phil1020%20second%20midtermanswers0 - PHIL 1020 Spring 2008...

Info iconThis preview shows pages 1–3. Sign up to view the full content.

View Full Document Right Arrow Icon
PHIL 1020 Spring 2008 Second Midterm Exam : Part I: (18 points, each question is worth 3 points) True or false? 1) Kant believes that we can know what our moral duties are on the basis of experience. False 2) For Kant someone who fails to take the means to her ends is behaving irrationally. True 3) According to Kant, a person’s rational power to choose her actions and her ends has absolute worth. True 4) Kant held that an action has moral worth only if it requires the overcoming of a countervailing inclination to do otherwise. False (Someone can act from duty even if, as a matter of fact, she enjoys doing the required action, as long as the motive of her action was the recognition that the action is her duty.) 5) According to Kant the moral worth of an action is determined solely by the maxim, or motive, of the action. True 6) On Kant’s view a categorical imperative says that you ought to do something only if you have certain desires. False Part II: (30 points, each question is worth 6 points) Answer all of the following questions : Note that the answers I give below may, in some cases, be fuller than they need to be for one to receive full credit for the answer . 1) Kant says at the beginning of his inquiry that he is looking for “the supreme principle of morality.” What does he mean by “the supreme principle of morality”? (Note that this question is not asking what he ends up identifying as the supreme principle of morality,
Background image of page 1

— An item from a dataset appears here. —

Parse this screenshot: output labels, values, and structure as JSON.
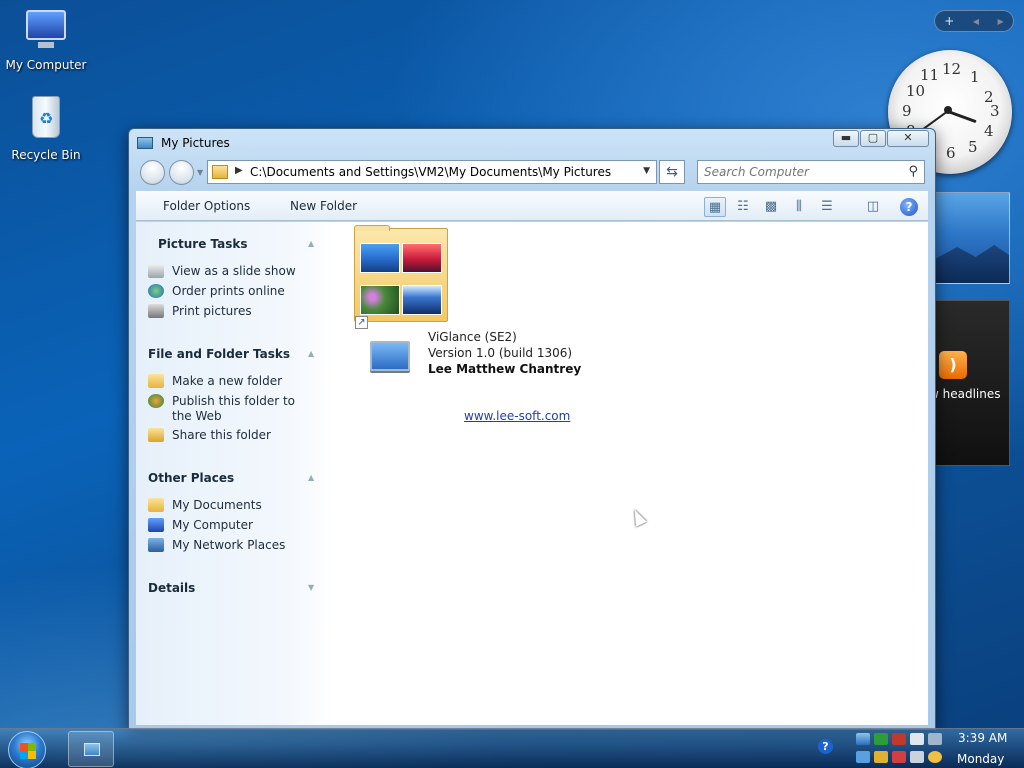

Info iconThis preview has intentionally blurred sections. Sign up to view the full version.

View Full DocumentRight Arrow Icon
but what features he thinks a principle must possess if it is to qualify as the supreme principle of morality.) The supreme principle of morality is the fundamental moral principle from which all moral rules and duties can be derived. This principle is absolutely necessary and absolutely universal: it is a principle that applies to all rational beings. And it is known a priori. 2) Describe Kant’s distinction between perfect (narrow) and imperfect (broad) duties. Give an example of each of these types of duty. A perfect duty specifies a particular type of action that you ought not to perform. An example is: Do not make false promises; Do not commit suicide. An imperfect duty specifies a particular end that you must aim to bring about, but leaves open what you should specifically do in order to bring about the end. Examples are: you ought to pursue the end of helping others in need, and the end of cultivating your talents. This duties leaves it open, for example, how you should help others or cultivate your talents, whom you should help, or which talents you should cultivate, when you should help or cultivate, etc. These are left to the discretion of each individual’s judgment. 3) Give an example that illustrates Kant’s view that when someone with a good will does
Background image of page 2
Image of page 3
This is the end of the preview. Sign up to access the rest of the document.

This note was uploaded on 04/17/2008 for the course PHIL 1020 taught by Professor Hamawaki during the Spring '08 term at Auburn University.

Page1 / 5

phil1020%20second%20midtermanswers0 - PHIL 1020 Spring 2008...

This preview shows document pages 1 - 3. Sign up to view the full document.

View Full Document Right Arrow Icon
Ask a homework question - tutors are online